This was a day when we didn’t fall behind, or get ahead. For the most part, we were simply on hold. And that was okay. Stella did have a first, and she was delightful company as usual.
Stella’s first appointment, with our occupational therapist, was cancelled. I was not disappointed to miss it, as we’ve been seeing progress and therefore want to continue with the strategies that are working. I received another cancellation call from Dr. Devorah’s office. The news that Stella’s cranial osteopathy appointment will need to be moved from tomorrow to next week left me feeling a bit crestfallen. My hope is that they will fit us in on Monday, or as soon as possible.
Her ultrasound appointment was not cancelled and went smoothly. Somewhat concerning to me was how well she handled several hours without eating–we were given strict instructions to ensure that she had an empty stomach. She’s definitely come along in the hunger department. Having self-limited her own intake for weeks, before the tube, she’d happily go for long stretches of time without eating (despite my best efforts). These days, she usually does get hungry every three to four hours. So I’m trying not to worry about it.

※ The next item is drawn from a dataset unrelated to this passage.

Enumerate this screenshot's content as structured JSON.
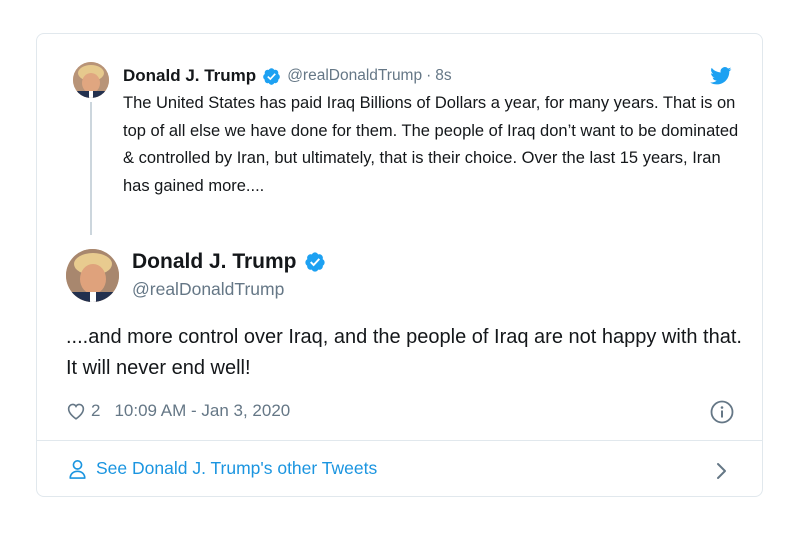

While in the Radiology waiting area at Children’s, a woman struck up a conversation with me. She remarked on Stella’s cuteness, and politely inquired about why Stella has a tube. I explained the whole situation, and she nodded knowingly. Her son had severe reflux that wasn’t treated until he was nine months old! He only weighed ten pounds at that age, and therefore required a tube for a long time. Another woman, sitting across the room, piped in, “That’s exactly what’s happening with my son!” He is four months old and his doctor only just recently diagnosed and began treating his reflux. She described the enormous struggle involved with feeding him, and it was as if she were telling Stella’s story. He was a lot smaller than Stella. He did not have a tube. Though I did wonder about how they were treating his aversion, I didn’t pry. We simply discussed our shared frustrations and took comfort in talking to someone who really “got it.” Both women said they were impressed with how healthy and big Stella looked, which made me feel great.
All in all, Stella did okay with the bottle today. Just okay. She ate with less enthusiasm. In fact, she seemed a bit bored, which made me wonder if I’d made the formula too thick and therefore too slow. On the bright side, she wasn’t upset about eating. She was relaxed. And she took about half a bottle while we were at Children’s–the most she’s taken away from home–even though she kept getting distracted by her surroundings. She stopped eating a couple of times, then continued, which is always encouraging. But her head swiveled as she ate and I had to move the bottle in an attempt to keep the feeding going. I could almost hear her thoughts unfolding one right after the other: “Whoa, what was that noise? Who’s that funny-looking guy? What’s that shiny thing in the corner? They call that a gift shop?”
While the ultrasound technician stepped out of the room, Stella did something with much enthusiasm, for the first time that I’ve seen. She sucked her thumb! That’s right. Stella has discovered her thumb and she loves it. Her Dad was a thumbsucker (if there was a hall of fame, he’d be in it) and it looks like she’ll be following in his footsteps. I captured this milestone on my cell phone camera. As happens so many times with Stella, I couldn’t stop smiling. Can’t wait to see what she does tomorrow.